# where j == 0, representing the first atom
water_for_ca60 = k[j==0]
# count how many of each atom index are in array
k_values, k_counts = np.unique(water_for_ca60,
return_counts=True)
# get the first k value with the most counts
k_max = k_values[np.argmax(k_counts)]
print('The water atom with the highest distribution '
'around CA60 has index {}'.format(k_max))

The water atom with the highest distribution around CA60 has index 568


You can also calculate a cumulative distribution function for each of your results with ss_rdf.get_cdf(). This is the actual count of atoms within the given range, averaged over the trajectory; the volume of each radial shell is not taken into account. The result then gets saved into ss_rdf.cdf. The CDF has the same shape as the corresponding RDF array.

:

cdf = ss_rdf.get_cdf()
print(cdf.shape)

(2, 1041, 75)

:

plt.plot(ss_rdf.bins, ss_rdf.cdf)
w568 = water
plt.title('RDF between CA60 and {}{}'.format(w568.name, w568.resid)); ## The site-specific RDF without densities¶

When the density of the selected atom groups over the box volume is not accounted for, your distribution values will be proportionally lower.
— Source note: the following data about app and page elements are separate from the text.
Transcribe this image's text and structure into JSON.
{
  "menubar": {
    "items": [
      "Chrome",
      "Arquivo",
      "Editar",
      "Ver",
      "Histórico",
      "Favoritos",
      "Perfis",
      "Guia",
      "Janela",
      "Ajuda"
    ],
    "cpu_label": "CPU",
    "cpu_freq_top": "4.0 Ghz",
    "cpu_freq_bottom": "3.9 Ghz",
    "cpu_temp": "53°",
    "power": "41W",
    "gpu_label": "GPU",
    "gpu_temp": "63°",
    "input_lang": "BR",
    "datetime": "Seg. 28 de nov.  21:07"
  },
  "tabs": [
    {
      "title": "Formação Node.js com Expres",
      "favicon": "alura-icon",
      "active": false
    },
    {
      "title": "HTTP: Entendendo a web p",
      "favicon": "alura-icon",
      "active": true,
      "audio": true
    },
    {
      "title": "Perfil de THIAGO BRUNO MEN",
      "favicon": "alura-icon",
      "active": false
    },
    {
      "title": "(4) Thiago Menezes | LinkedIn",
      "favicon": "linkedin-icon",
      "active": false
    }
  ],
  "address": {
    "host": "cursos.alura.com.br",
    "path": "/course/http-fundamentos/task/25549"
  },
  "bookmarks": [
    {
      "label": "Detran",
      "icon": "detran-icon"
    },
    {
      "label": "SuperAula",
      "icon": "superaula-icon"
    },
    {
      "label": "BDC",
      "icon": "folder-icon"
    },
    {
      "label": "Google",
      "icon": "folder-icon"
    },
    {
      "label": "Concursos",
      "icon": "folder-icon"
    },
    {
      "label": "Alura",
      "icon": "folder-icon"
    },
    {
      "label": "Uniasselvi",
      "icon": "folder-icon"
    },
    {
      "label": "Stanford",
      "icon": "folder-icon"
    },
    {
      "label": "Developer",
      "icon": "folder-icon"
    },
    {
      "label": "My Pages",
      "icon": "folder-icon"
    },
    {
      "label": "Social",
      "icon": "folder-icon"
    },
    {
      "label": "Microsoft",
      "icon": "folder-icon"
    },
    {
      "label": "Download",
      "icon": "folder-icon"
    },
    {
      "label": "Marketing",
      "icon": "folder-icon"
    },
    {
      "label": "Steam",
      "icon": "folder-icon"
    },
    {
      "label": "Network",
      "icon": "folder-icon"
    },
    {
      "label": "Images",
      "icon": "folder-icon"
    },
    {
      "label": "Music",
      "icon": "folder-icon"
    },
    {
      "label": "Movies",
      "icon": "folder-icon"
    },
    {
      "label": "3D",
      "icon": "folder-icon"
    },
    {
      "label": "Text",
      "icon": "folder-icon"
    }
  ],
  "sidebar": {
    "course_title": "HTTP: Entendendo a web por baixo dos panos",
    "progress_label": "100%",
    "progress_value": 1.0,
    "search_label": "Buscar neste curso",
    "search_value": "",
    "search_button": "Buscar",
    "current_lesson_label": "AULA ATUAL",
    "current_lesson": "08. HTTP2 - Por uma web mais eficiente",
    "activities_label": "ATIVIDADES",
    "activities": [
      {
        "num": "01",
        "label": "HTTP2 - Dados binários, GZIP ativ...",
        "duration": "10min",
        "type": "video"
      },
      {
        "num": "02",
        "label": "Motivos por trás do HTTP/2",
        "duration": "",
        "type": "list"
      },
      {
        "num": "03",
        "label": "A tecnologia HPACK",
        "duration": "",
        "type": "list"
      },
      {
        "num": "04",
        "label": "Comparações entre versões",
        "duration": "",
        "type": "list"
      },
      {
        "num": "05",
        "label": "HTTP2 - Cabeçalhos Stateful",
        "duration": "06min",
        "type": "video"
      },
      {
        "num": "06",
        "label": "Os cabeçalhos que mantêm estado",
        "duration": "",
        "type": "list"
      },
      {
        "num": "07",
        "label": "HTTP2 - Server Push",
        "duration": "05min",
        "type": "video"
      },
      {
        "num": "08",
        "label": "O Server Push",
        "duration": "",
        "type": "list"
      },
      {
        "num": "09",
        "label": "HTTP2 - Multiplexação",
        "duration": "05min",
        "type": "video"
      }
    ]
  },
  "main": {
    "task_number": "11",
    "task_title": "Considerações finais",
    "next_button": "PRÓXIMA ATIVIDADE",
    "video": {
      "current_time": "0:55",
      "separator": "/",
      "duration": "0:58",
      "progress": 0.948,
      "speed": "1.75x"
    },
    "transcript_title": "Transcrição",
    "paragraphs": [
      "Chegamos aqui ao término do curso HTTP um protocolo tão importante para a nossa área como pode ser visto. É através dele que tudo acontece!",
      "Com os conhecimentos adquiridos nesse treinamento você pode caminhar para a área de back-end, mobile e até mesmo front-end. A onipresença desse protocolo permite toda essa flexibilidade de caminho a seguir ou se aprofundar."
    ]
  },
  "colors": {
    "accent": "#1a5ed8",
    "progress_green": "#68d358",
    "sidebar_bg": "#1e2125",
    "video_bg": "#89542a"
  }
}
:

ss_rdf_nodensity = rdf.InterRDF_s(u, ags,
nbins=75,  # default
range=(0.0, 15.0),  # distance
density=False,
)
ss_rdf_nodensity.run();
ss_rdf_nodensity.get_cdf();

:

plt.plot(ss_rdf_nodensity.bins,
ss_rdf_nodensity.rdf)